Exercise goal:
The answer must consist of each line of the records below that contains the string "icon".

START Data to process

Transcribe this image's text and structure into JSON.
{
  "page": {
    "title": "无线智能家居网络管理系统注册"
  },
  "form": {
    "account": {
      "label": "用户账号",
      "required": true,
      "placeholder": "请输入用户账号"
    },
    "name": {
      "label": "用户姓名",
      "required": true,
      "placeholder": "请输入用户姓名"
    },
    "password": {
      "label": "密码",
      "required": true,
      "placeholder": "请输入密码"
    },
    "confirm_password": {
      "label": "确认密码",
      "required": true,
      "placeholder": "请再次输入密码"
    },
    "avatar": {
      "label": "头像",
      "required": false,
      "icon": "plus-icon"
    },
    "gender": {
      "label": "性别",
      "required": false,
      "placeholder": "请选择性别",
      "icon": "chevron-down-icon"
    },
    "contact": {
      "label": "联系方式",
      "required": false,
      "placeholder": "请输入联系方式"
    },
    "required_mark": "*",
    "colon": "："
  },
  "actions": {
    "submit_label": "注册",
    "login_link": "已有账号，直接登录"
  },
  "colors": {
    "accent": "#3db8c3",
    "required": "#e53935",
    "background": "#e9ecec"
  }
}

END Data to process

Expected output:
      "icon": "plus-icon"
      "icon": "chevron-down-icon"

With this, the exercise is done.